We have been careful to ensure we find the right partners in the startup community. We look at where our strengths are and where we can help them with innovation. We have strong local and international networks of key opinion leaders and we look for startups with more developed solutions that we can experiment with rapidly. If something is successful we can help that startup scale to other countries quickly through our international network.

It’s always interesting when large companies try to work with small companies. How do massive companies balance it?

It’s definitely a challenge, but both the startup and the big corporate are usually eager to solve it together.
We just announced a partnership with a Danish company called Cortrium – they build mobile ECG monitors, which can help detect arrhythmia. A small part of our sales team will drive awareness of the Cortrium device among the stakeholders that are important to Cortrium, because we have aligned objectives – our joint stakeholders are cardiologists. We want cardiologists to identify patients suffering from arrhythmia faster and more efficiently; Cortrium has the solution. We have worked through some of the challenges that any big corporate has when working with a small startup, but we have ended up with a solution that is a really exciting partnership, where the small company sees a true benefit coming from a large company.

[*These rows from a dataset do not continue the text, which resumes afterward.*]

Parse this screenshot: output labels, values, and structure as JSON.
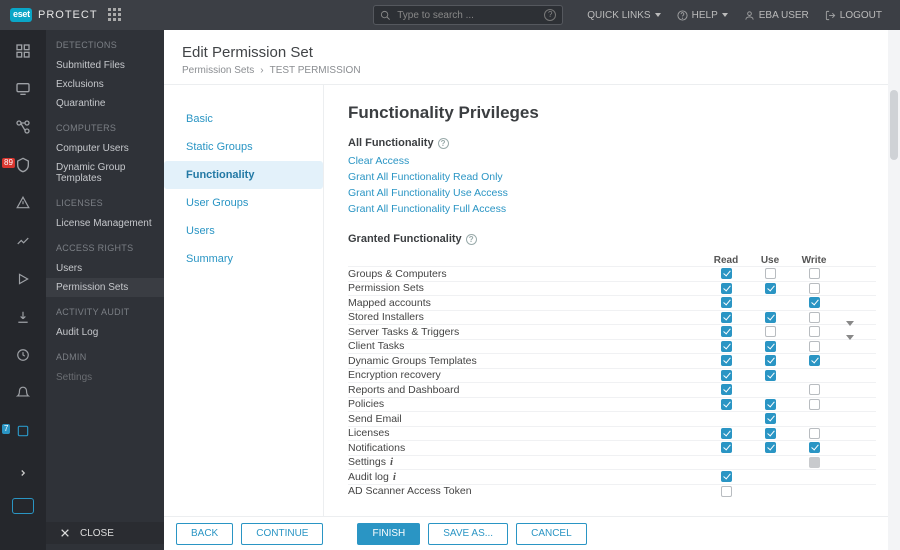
{
  "header": {
    "brand_text": "PROTECT",
    "search_placeholder": "Type to search ...",
    "quick_links": "QUICK LINKS",
    "help": "HELP",
    "user": "EBA USER",
    "logout": "LOGOUT"
  },
  "rail": {
    "badges": {
      "shield": "89",
      "blue": "7"
    }
  },
  "nav2": {
    "groups": [
      {
        "title": "DETECTIONS",
        "items": [
          "Submitted Files",
          "Exclusions",
          "Quarantine"
        ]
      },
      {
        "title": "COMPUTERS",
        "items": [
          "Computer Users",
          "Dynamic Group Templates"
        ]
      },
      {
        "title": "LICENSES",
        "items": [
          "License Management"
        ]
      },
      {
        "title": "ACCESS RIGHTS",
        "items": [
          "Users",
          "Permission Sets"
        ]
      },
      {
        "title": "ACTIVITY AUDIT",
        "items": [
          "Audit Log"
        ]
      },
      {
        "title": "ADMIN",
        "items": [
          "Settings"
        ]
      }
    ],
    "close": "CLOSE"
  },
  "main": {
    "title": "Edit Permission Set",
    "breadcrumb": {
      "root": "Permission Sets",
      "leaf": "TEST PERMISSION"
    },
    "leftmenu": [
      "Basic",
      "Static Groups",
      "Functionality",
      "User Groups",
      "Users",
      "Summary"
    ],
    "h1": "Functionality Privileges",
    "all_func": "All Functionality",
    "links": [
      "Clear Access",
      "Grant All Functionality Read Only",
      "Grant All Functionality Use Access",
      "Grant All Functionality Full Access"
    ],
    "granted_func": "Granted Functionality",
    "cols": {
      "read": "Read",
      "use": "Use",
      "write": "Write"
    },
    "rows": [
      {
        "name": "Groups & Computers",
        "read": true,
        "use": false,
        "write": false
      },
      {
        "name": "Permission Sets",
        "read": true,
        "use": true,
        "write": false
      },
      {
        "name": "Mapped accounts",
        "read": true,
        "use": null,
        "write": true
      },
      {
        "name": "Stored Installers",
        "read": true,
        "use": true,
        "write": false
      },
      {
        "name": "Server Tasks & Triggers",
        "read": true,
        "use": false,
        "write": false,
        "expand": true
      },
      {
        "name": "Client Tasks",
        "read": true,
        "use": true,
        "write": false,
        "expand": true
      },
      {
        "name": "Dynamic Groups Templates",
        "read": true,
        "use": true,
        "write": true
      },
      {
        "name": "Encryption recovery",
        "read": true,
        "use": true,
        "write": null
      },
      {
        "name": "Reports and Dashboard",
        "read": true,
        "use": null,
        "write": false
      },
      {
        "name": "Policies",
        "read": true,
        "use": true,
        "write": false
      },
      {
        "name": "Send Email",
        "read": null,
        "use": true,
        "write": null
      },
      {
        "name": "Licenses",
        "read": true,
        "use": true,
        "write": false
      },
      {
        "name": "Notifications",
        "read": true,
        "use": true,
        "write": true
      },
      {
        "name": "Settings",
        "read": null,
        "use": null,
        "write": "grey",
        "info": true
      },
      {
        "name": "Audit log",
        "read": true,
        "use": null,
        "write": null,
        "info": true
      },
      {
        "name": "AD Scanner Access Token",
        "read": false,
        "use": null,
        "write": null
      }
    ],
    "footer": {
      "back": "BACK",
      "continue": "CONTINUE",
      "finish": "FINISH",
      "save_as": "SAVE AS...",
      "cancel": "CANCEL"
    }
  }
}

Have you tried something like this before?

Cortrium is the best example. It is a true partnership that does not include any equity in the company. It brings benefits to both sides in the collaboration and the patient wins eventually.
It is the first of several collaborations we have ongoing in Healthcare Hubs across the world.

How do the Healthcare Hubs work?

They have organised events, such as networking evenings on specific subject areas where startups can come and listen to speakers talk about the subject of interest to them and brainstorm ideas with our internal colleagues afterwards – informal networking.
We have more formal partnership approaches too. In Germany and London, we have run Pfizer healthcare challenges. We formalise our outreach to startups, seeking submissions to solve key challenges that we face right now.
We put out requests to startups that have solutions to particular problems, assess the applications and offer the best ones a working relationship with Pfizer, providing mentoring by various colleagues in the business who can help them overcome specific challenges they might have. Later, we will promote them to the various stakeholders we know, giving access to our network. In four cases we have offered a small financial reward, but startups tell us that money is very low down their list of priorities when looking at programmes like this – it is more about the ability to network with a big corporate and gain experience.

I’m sure startups are interested in the potential reach you provide to the whole health care system.

Some of our challenges have attracted startups from the whole international community. Our first collaboration in Germany is with a Danish company that wanted to break into the German market with their business.